• Problem description
Give the data again in full. Keep every line the same.

• Data excerpts
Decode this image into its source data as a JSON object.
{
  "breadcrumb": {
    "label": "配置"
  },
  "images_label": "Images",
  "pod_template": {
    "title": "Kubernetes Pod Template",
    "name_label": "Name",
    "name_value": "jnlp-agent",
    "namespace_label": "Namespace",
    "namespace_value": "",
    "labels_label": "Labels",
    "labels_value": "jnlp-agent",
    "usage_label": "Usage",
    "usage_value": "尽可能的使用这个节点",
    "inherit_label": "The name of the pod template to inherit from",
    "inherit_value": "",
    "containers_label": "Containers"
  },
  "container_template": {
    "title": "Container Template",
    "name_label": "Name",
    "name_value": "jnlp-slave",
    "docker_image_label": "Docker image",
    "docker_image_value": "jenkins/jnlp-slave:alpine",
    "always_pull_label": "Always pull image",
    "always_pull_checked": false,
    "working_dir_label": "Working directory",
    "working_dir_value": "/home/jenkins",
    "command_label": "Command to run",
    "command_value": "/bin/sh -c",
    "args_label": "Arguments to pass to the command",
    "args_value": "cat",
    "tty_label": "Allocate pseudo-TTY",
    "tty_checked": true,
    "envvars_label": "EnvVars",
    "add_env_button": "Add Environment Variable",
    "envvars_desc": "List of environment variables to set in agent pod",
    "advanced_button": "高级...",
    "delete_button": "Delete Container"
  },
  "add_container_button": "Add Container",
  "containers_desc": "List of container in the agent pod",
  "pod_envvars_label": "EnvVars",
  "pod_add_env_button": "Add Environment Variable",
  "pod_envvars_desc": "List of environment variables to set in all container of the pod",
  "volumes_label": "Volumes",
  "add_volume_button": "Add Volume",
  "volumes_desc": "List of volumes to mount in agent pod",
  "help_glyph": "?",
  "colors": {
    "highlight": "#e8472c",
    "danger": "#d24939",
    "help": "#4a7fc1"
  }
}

• Answer section
Decode this image into its source data as a JSON object.
{
  "breadcrumb": {
    "label": "配置"
  },
  "images_label": "Images",
  "pod_template": {
    "title": "Kubernetes Pod Template",
    "name_label": "Name",
    "name_value": "jnlp-agent",
    "namespace_label": "Namespace",
    "namespace_value": "",
    "labels_label": "Labels",
    "labels_value": "jnlp-agent",
    "usage_label": "Usage",
    "usage_value": "尽可能的使用这个节点",
    "inherit_label": "The name of the pod template to inherit from",
    "inherit_value": "",
    "containers_label": "Containers"
  },
  "container_template": {
    "title": "Container Template",
    "name_label": "Name",
    "name_value": "jnlp-slave",
    "docker_image_label": "Docker image",
    "docker_image_value": "jenkins/jnlp-slave:alpine",
    "always_pull_label": "Always pull image",
    "always_pull_checked": false,
    "working_dir_label": "Working directory",
    "working_dir_value": "/home/jenkins",
    "command_label": "Command to run",
    "command_value": "/bin/sh -c",
    "args_label": "Arguments to pass to the command",
    "args_value": "cat",
    "tty_label": "Allocate pseudo-TTY",
    "tty_checked": true,
    "envvars_label": "EnvVars",
    "add_env_button": "Add Environment Variable",
    "envvars_desc": "List of environment variables to set in agent pod",
    "advanced_button": "高级...",
    "delete_button": "Delete Container"
  },
  "add_container_button": "Add Container",
  "containers_desc": "List of container in the agent pod",
  "pod_envvars_label": "EnvVars",
  "pod_add_env_button": "Add Environment Variable",
  "pod_envvars_desc": "List of environment variables to set in all container of the pod",
  "volumes_label": "Volumes",
  "add_volume_button": "Add Volume",
  "volumes_desc": "List of volumes to mount in agent pod",
  "help_glyph": "?",
  "colors": {
    "highlight": "#e8472c",
    "danger": "#d24939",
    "help": "#4a7fc1"
  }
}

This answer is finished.